When you first open, you want to grow your gym as quickly as possible without over extending yourself. During this period, you’ll feel like you’re missing out on potential memberships and loosing clients because you don’t have enough equipment or the right mix of equipment. It’s a tough one and you’ll struggle with this notion until you get a clear plan in place. Have a quick read below for a nice and easy plan to follow.
This is key! If you are charging a premium for memberships, members will expect a premium experience. Having to wait for gear or having to share equipment often may start them wondering what their membership is buying them.
So start there: Make a list of the gear that your members are regularly having to wait to use or are having to share and think about buying that gear first.
Next, make a list of the gear that you will need to round out the programming that your members need. For example, if you’re membership base is mainly beginners, you’ll most likely need a few extra technique barbells or maybe some lighter implements like dumbbells, kettlebells or medicine balls to provide the stimulus your members need to progress. Particularly, if the group is not quite progressing in weightlifting lifting as quickly as you’d hoped they would.
On the flip side of the coin, if you pick up a few advanced members, you may need to top up your barbells or bumper plates since you now have several members that can move some serious weight.
You’ll know what’s best for your membership group. Put that gear on your list too and see how it fits into the top up budget.
This category mainly concerns Air Bikes, Rowers, resistance bands, ect. As an example, I was working with a gym recently who needed to add some gear to their equipment stock. I asked a few key questions to find that several clients were having trouble running in the warm up and during the work outs. It seemed that those members’ attendance was dropping which of course is a danger sign when thinking about retention.

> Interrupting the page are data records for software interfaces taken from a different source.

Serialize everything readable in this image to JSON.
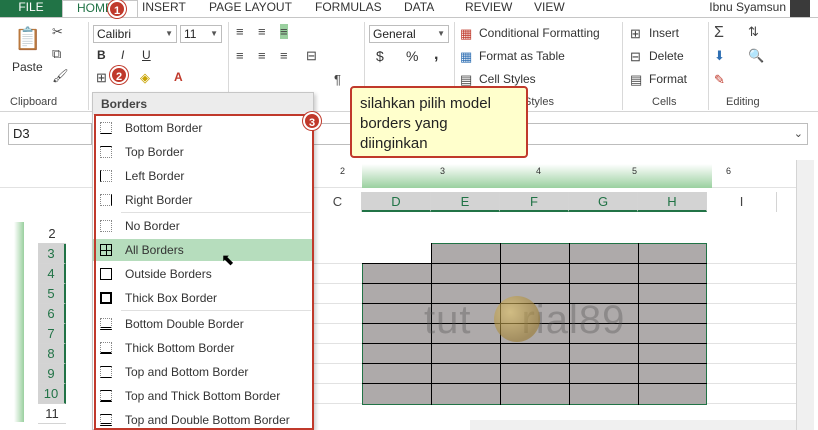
{
  "tabs": {
    "file": "FILE",
    "home": "HOME",
    "insert": "INSERT",
    "page_layout": "PAGE LAYOUT",
    "formulas": "FORMULAS",
    "data": "DATA",
    "review": "REVIEW",
    "view": "VIEW"
  },
  "user_name": "Ibnu Syamsun",
  "ribbon": {
    "clipboard": {
      "paste": "Paste",
      "label": "Clipboard"
    },
    "font": {
      "name": "Calibri",
      "size": "11",
      "bold": "B",
      "italic": "I",
      "underline": "U",
      "font_color": "A"
    },
    "number": {
      "format": "General",
      "currency": "$",
      "percent": "%",
      "comma": ","
    },
    "styles": {
      "conditional": "Conditional Formatting",
      "format_table": "Format as Table",
      "cell_styles": "Cell Styles",
      "label": "Styles"
    },
    "cells": {
      "insert": "Insert",
      "delete": "Delete",
      "format": "Format",
      "label": "Cells"
    },
    "editing": {
      "label": "Editing"
    }
  },
  "name_box": "D3",
  "ruler_numbers": [
    "2",
    "3",
    "4",
    "5",
    "6"
  ],
  "columns": [
    "C",
    "D",
    "E",
    "F",
    "G",
    "H",
    "I"
  ],
  "rows": [
    "2",
    "3",
    "4",
    "5",
    "6",
    "7",
    "8",
    "9",
    "10",
    "11"
  ],
  "borders_menu": {
    "title": "Borders",
    "items": [
      "Bottom Border",
      "Top Border",
      "Left Border",
      "Right Border",
      "No Border",
      "All Borders",
      "Outside Borders",
      "Thick Box Border",
      "Bottom Double Border",
      "Thick Bottom Border",
      "Top and Bottom Border",
      "Top and Thick Bottom Border",
      "Top and Double Bottom Border"
    ],
    "highlighted": "All Borders"
  },
  "callout_text": "silahkan pilih model borders yang diinginkan",
  "badges": [
    "2",
    "3"
  ],
  "watermark": {
    "left": "tut",
    "right": "rial89"
  },
  "colors": {
    "excel_green": "#217346",
    "highlight": "#b6ddbd",
    "annotation_red": "#c0392b"
  }
}
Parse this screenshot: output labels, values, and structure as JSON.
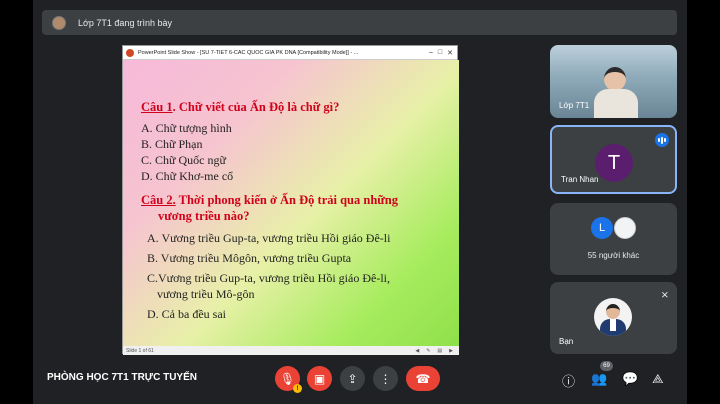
{
  "presenter": {
    "text": "Lớp 7T1 đang trình bày"
  },
  "ppt": {
    "window_title": "PowerPoint Slide Show - [SU 7-TIET 6-CAC QUOC GIA PK DNA [Compatibility Mode]] - ...",
    "minimize": "–",
    "maximize": "□",
    "close": "✕",
    "slide_counter": "Slide 1 of 61"
  },
  "slide": {
    "q1_prefix": "Câu 1",
    "q1_text": ". Chữ viết của Ấn Độ là chữ gì?",
    "q1_options": [
      "A.  Chữ tượng hình",
      "B.   Chữ Phạn",
      "C.   Chữ Quốc ngữ",
      "D.   Chữ Khơ-me cổ"
    ],
    "q2_prefix": "Câu 2.",
    "q2_line1": " Thời phong kiến ở Ấn Độ trải qua những",
    "q2_line2": "vương triều nào?",
    "q2_options": [
      "A. Vương triều Gup-ta, vương triều Hồi giáo Đê-li",
      "B. Vương triều Môgôn, vương triều Gupta",
      "C.Vương triều Gup-ta, vương triều Hồi giáo Đê-li,",
      "vương triều Mô-gôn",
      "D. Cả ba đều sai"
    ]
  },
  "tiles": {
    "presenter_label": "Lớp 7T1",
    "participant": {
      "initial": "T",
      "name": "Tran Nhan",
      "avatar_color": "#5b1e6e"
    },
    "others": {
      "initial": "L",
      "text": "55 người khác"
    },
    "self_label": "Bạn"
  },
  "footer": {
    "room_name": "PHÒNG HỌC 7T1 TRỰC TUYẾN",
    "participant_count": "69",
    "icons": [
      "mic-off-icon",
      "camera-off-icon",
      "present-icon",
      "more-icon",
      "end-call-icon",
      "info-icon",
      "people-icon",
      "chat-icon",
      "activities-icon"
    ]
  }
}
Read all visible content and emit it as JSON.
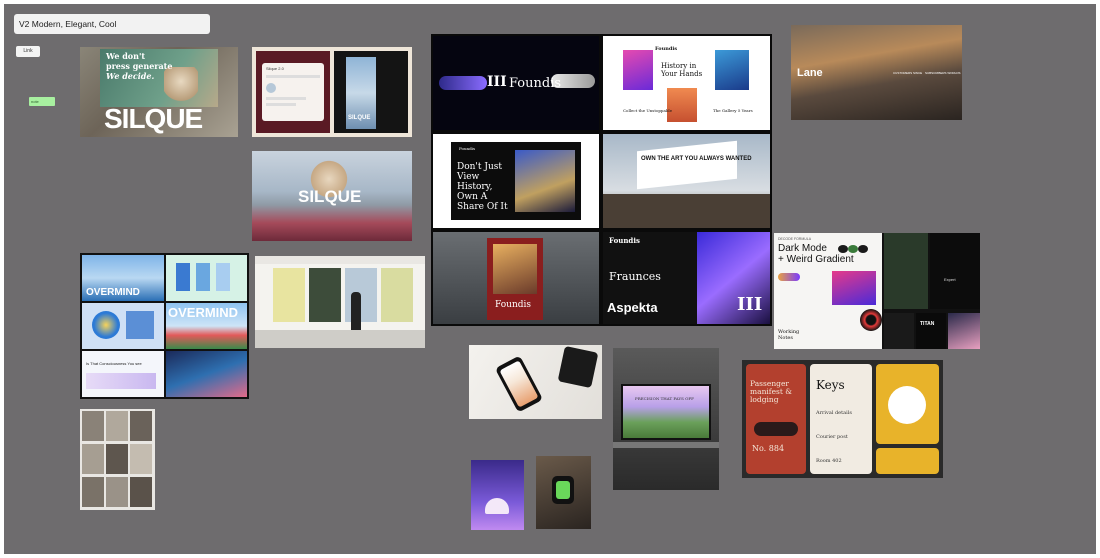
{
  "board": {
    "title": "V2 Modern, Elegant, Cool",
    "mini_card_label": "Link",
    "sticky_label": "note"
  },
  "silque": {
    "billboard_line1": "We don't",
    "billboard_line2": "press generate",
    "billboard_line3": "We decide.",
    "wordmark": "SILQUE",
    "cloud_wordmark": "SILQUE",
    "ui_card_title": "Silque 2.0",
    "bus_stop_word": "SILQUE"
  },
  "overmind": {
    "wordmark": "OVERMIND",
    "wordmark_large": "OVERMIND",
    "web_heading": "Is That Consciousness You see"
  },
  "foundis": {
    "brand": "Foundis",
    "monogram": "III",
    "book_title": "History in Your Hands",
    "book_caption_left": "Collect the Unstoppable",
    "book_caption_right": "The Gallery 5 Years",
    "poster_headline_1": "Don't Just",
    "poster_headline_2": "View",
    "poster_headline_3": "History,",
    "poster_headline_4": "Own A",
    "poster_headline_5": "Share Of It",
    "billboard_text": "OWN THE ART YOU ALWAYS WANTED",
    "fraunces": "Fraunces",
    "aspekta": "Aspekta"
  },
  "lane": {
    "logo": "Lane",
    "col1": "CUSTOMERS SINCE",
    "col2": "SUBSCRIBERS WORLDS"
  },
  "dark_mode": {
    "eyebrow": "DECODE FORMULA",
    "title_line1": "Dark Mode",
    "title_line2": "+ Weird Gradient",
    "footer_brand": "Working Notes",
    "titan": "TITAN",
    "expert": "Expert"
  },
  "precision": {
    "laptop_headline": "PRECISION THAT PAYS OFF"
  },
  "passenger": {
    "card1_title": "Passenger manifest & lodging",
    "card1_number": "No. 884",
    "card2_title": "Keys",
    "card2_line1": "Arrival details",
    "card2_line2": "Courier post",
    "card2_line3": "Room 402"
  },
  "colors": {
    "canvas": "#6e6c6e",
    "foundis_bg": "#0a0a0a",
    "dark_mode_accent": "#7a3cff",
    "passenger_red": "#b3402e",
    "keys_yellow": "#e8b32a"
  }
}
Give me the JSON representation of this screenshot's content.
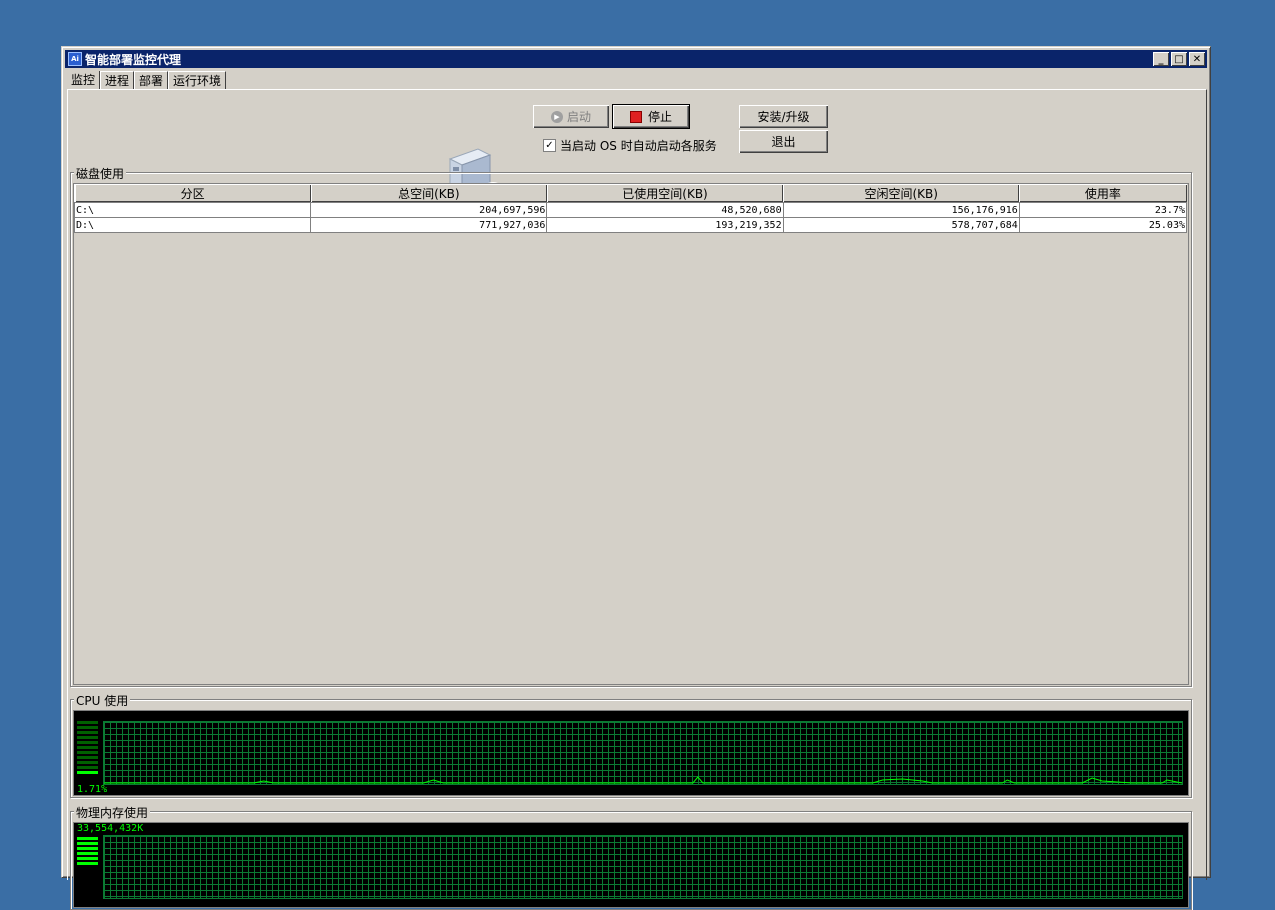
{
  "window": {
    "title": "智能部署监控代理"
  },
  "tabs": [
    {
      "label": "监控"
    },
    {
      "label": "进程"
    },
    {
      "label": "部署"
    },
    {
      "label": "运行环境"
    }
  ],
  "controls": {
    "start_label": "启动",
    "stop_label": "停止",
    "install_label": "安装/升级",
    "exit_label": "退出",
    "autostart_label": "当启动 OS 时自动启动各服务",
    "autostart_checked": true
  },
  "disk": {
    "group_label": "磁盘使用",
    "columns": [
      "分区",
      "总空间(KB)",
      "已使用空间(KB)",
      "空闲空间(KB)",
      "使用率"
    ],
    "rows": [
      [
        "C:\\",
        "204,697,596",
        "48,520,680",
        "156,176,916",
        "23.7%"
      ],
      [
        "D:\\",
        "771,927,036",
        "193,219,352",
        "578,707,684",
        "25.03%"
      ]
    ]
  },
  "cpu": {
    "group_label": "CPU 使用",
    "value_text": "1.71%",
    "level": 0.0171
  },
  "memory": {
    "group_label": "物理内存使用",
    "value_text": "33,554,432K"
  },
  "colors": {
    "desktop": "#3a6ea5",
    "titlebar": "#0a246a",
    "face": "#d4d0c8",
    "graph_green": "#00ff00"
  }
}
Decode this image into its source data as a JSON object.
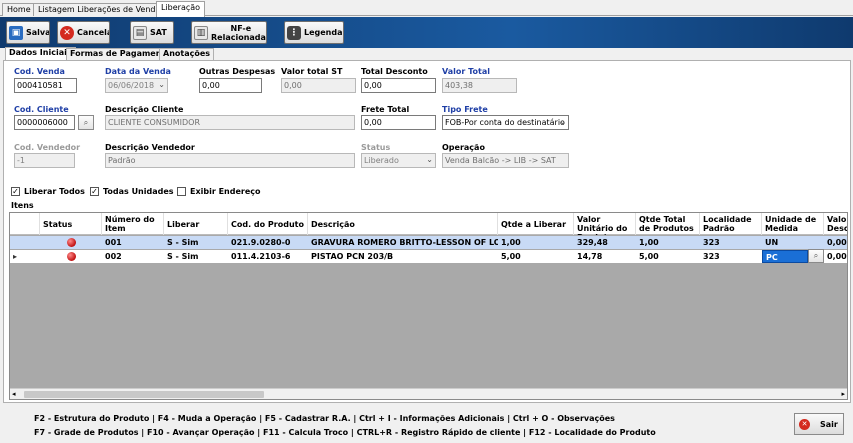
{
  "top_tabs": [
    "Home",
    "Listagem Liberações de Venda",
    "Liberação"
  ],
  "toolbar": {
    "salvar": "Salvar",
    "cancelar": "Cancelar",
    "sat": "SAT",
    "nfe_line1": "NF-e",
    "nfe_line2": "Relacionadas",
    "legendas": "Legendas"
  },
  "sub_tabs": [
    "Dados Iniciais",
    "Formas de Pagamento",
    "Anotações"
  ],
  "form": {
    "cod_venda": {
      "label": "Cod. Venda",
      "value": "000410581"
    },
    "data_venda": {
      "label": "Data da Venda",
      "value": "06/06/2018"
    },
    "outras_despesas": {
      "label": "Outras Despesas",
      "value": "0,00"
    },
    "valor_total_st": {
      "label": "Valor total ST",
      "value": "0,00"
    },
    "total_desconto": {
      "label": "Total Desconto",
      "value": "0,00"
    },
    "valor_total": {
      "label": "Valor Total",
      "value": "403,38"
    },
    "cod_cliente": {
      "label": "Cod. Cliente",
      "value": "0000006000"
    },
    "descricao_cliente": {
      "label": "Descrição Cliente",
      "value": "CLIENTE CONSUMIDOR"
    },
    "frete_total": {
      "label": "Frete Total",
      "value": "0,00"
    },
    "tipo_frete": {
      "label": "Tipo Frete",
      "value": "FOB-Por conta do destinatário"
    },
    "cod_vendedor": {
      "label": "Cod. Vendedor",
      "value": "-1"
    },
    "descricao_vendedor": {
      "label": "Descrição Vendedor",
      "value": "Padrão"
    },
    "status": {
      "label": "Status",
      "value": "Liberado"
    },
    "operacao": {
      "label": "Operação",
      "value": "Venda Balcão -> LIB -> SAT"
    }
  },
  "checkboxes": {
    "liberar_todos": {
      "label": "Liberar Todos",
      "checked": true
    },
    "todas_unidades": {
      "label": "Todas Unidades",
      "checked": true
    },
    "exibir_endereco": {
      "label": "Exibir Endereço",
      "checked": false
    }
  },
  "itens_label": "Itens",
  "grid": {
    "columns": [
      "Status",
      "Número do Item",
      "Liberar",
      "Cod. do Produto",
      "Descrição",
      "Qtde a Liberar",
      "Valor Unitário do Produto",
      "Qtde Total de Produtos",
      "Localidade Padrão",
      "Unidade de Medida",
      "Valor Desc"
    ],
    "rows": [
      {
        "item": "001",
        "liberar": "S - Sim",
        "cod": "021.9.0280-0",
        "desc": "GRAVURA ROMERO BRITTO-LESSON OF LOVE-...",
        "qtde_liberar": "1,00",
        "valor_unit": "329,48",
        "qtde_total": "1,00",
        "localidade": "323",
        "unidade": "UN",
        "valor_desc": "0,00"
      },
      {
        "item": "002",
        "liberar": "S - Sim",
        "cod": "011.4.2103-6",
        "desc": "PISTAO PCN 203/B",
        "qtde_liberar": "5,00",
        "valor_unit": "14,78",
        "qtde_total": "5,00",
        "localidade": "323",
        "unidade": "PC",
        "valor_desc": "0,00"
      }
    ]
  },
  "shortcuts": {
    "line1": "F2 - Estrutura do Produto | F4 - Muda a Operação | F5 - Cadastrar R.A. | Ctrl + I - Informações Adicionais | Ctrl + O - Observações",
    "line2": "F7 - Grade de Produtos | F10 - Avançar Operação | F11 - Calcula Troco | CTRL+R - Registro Rápido de cliente | F12 - Localidade do Produto"
  },
  "sair": "Sair",
  "colors": {
    "toolbar": "#0f3a6e",
    "label_blue": "#1f3fa6",
    "row_selected": "#c8daf5",
    "status_red": "#c01010"
  }
}
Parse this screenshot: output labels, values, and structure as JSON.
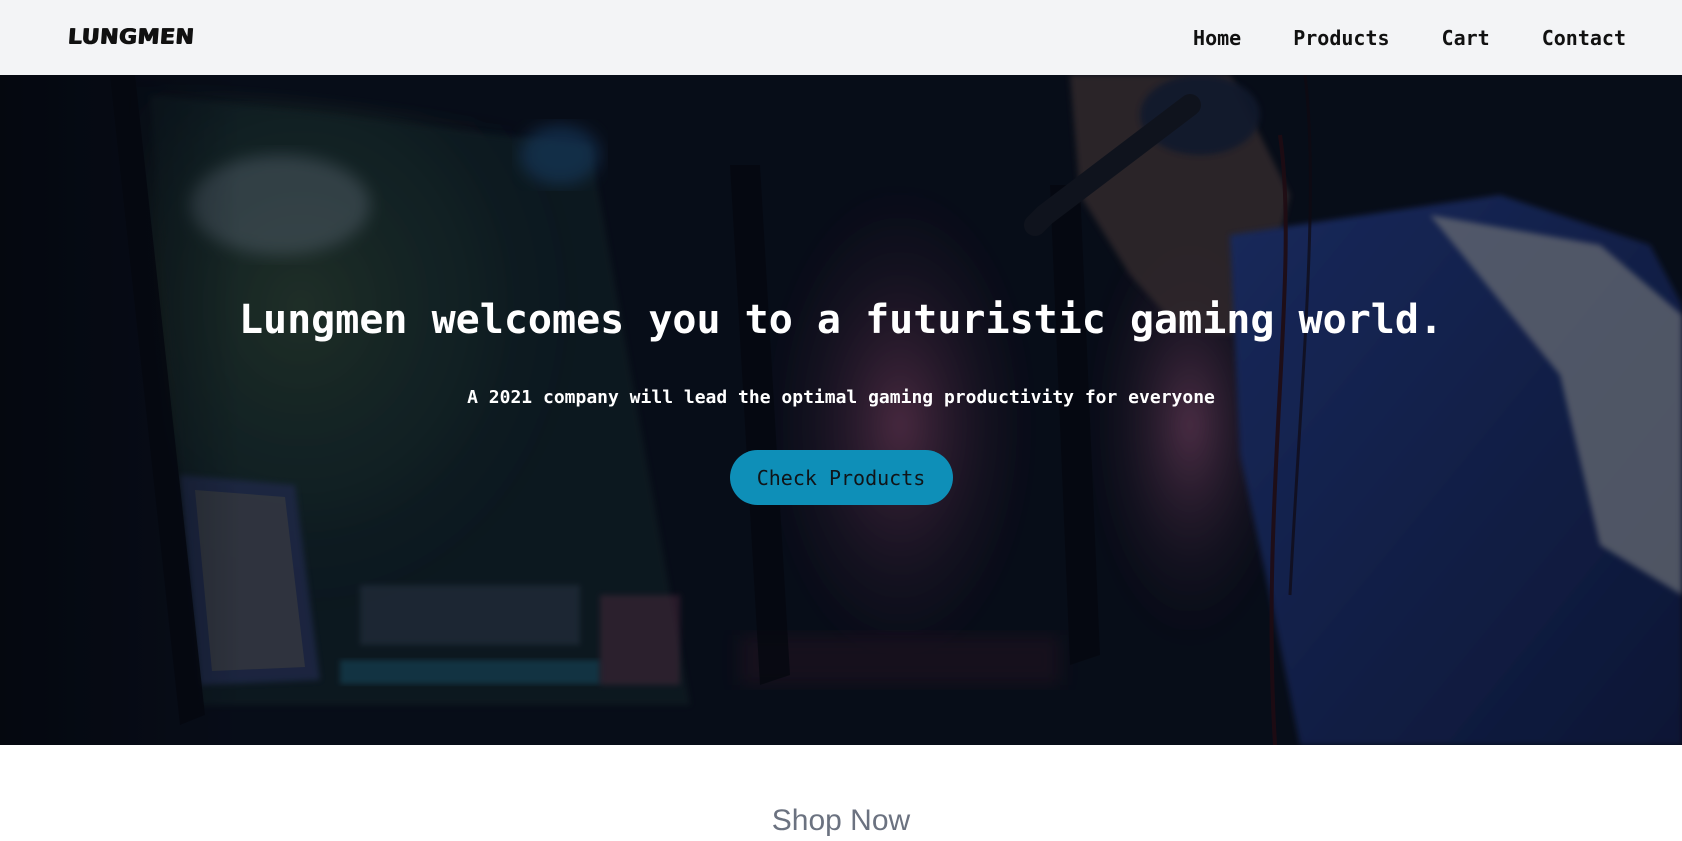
{
  "brand": {
    "logo_text": "LUNGMEN"
  },
  "nav": {
    "items": [
      {
        "label": "Home"
      },
      {
        "label": "Products"
      },
      {
        "label": "Cart"
      },
      {
        "label": "Contact"
      }
    ]
  },
  "hero": {
    "title": "Lungmen welcomes you to a futuristic gaming world.",
    "subtitle": "A 2021 company will lead the optimal gaming productivity for everyone",
    "cta_label": "Check Products",
    "background_image": "gamer-with-headset-at-monitors",
    "accent_color": "#0e8fb8"
  },
  "shop": {
    "heading": "Shop Now"
  }
}
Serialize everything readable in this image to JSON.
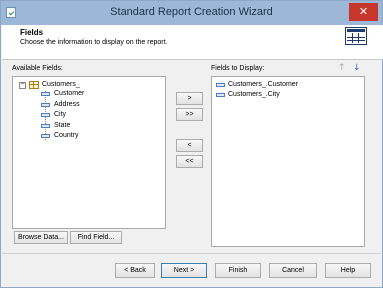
{
  "window": {
    "title": "Standard Report Creation Wizard",
    "close_glyph": "✕"
  },
  "header": {
    "title": "Fields",
    "subtitle": "Choose the information to display on the report."
  },
  "available": {
    "label": "Available Fields:",
    "expander": "−",
    "table_name": "Customers_",
    "fields": [
      "Customer",
      "Address",
      "City",
      "State",
      "Country"
    ]
  },
  "transfer": {
    "add_one": ">",
    "add_all": ">>",
    "remove_one": "<",
    "remove_all": "<<"
  },
  "display": {
    "label": "Fields to Display:",
    "fields": [
      "Customers_.Customer",
      "Customers_.City"
    ],
    "move_up_glyph": "↑",
    "move_down_glyph": "↓"
  },
  "left_buttons": {
    "browse": "Browse Data...",
    "find": "Find Field..."
  },
  "footer": {
    "back": "< Back",
    "next": "Next >",
    "finish": "Finish",
    "cancel": "Cancel",
    "help": "Help"
  }
}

I suggested getting couple of Rowers and an Air Bike. Long story short, the gym owner was told by the members that they were planning to cancel their memberships, however, they now felt like they could stay because they were able to scale and get a good workout even though running was a key component of training.
Of course, a couple of thousand dollars if a lot of money. However, if you stand to lose five memberships if you don’t spend it, spending $2K sounds like the right thing to do.
You've probably left a few things off the initial order due to the budget. It’s okay, every gym owner needs to make hard decisions. So, make sure to use this opportunity to top up your equipment stock so you don't miss out on any potential memberships while you are growing.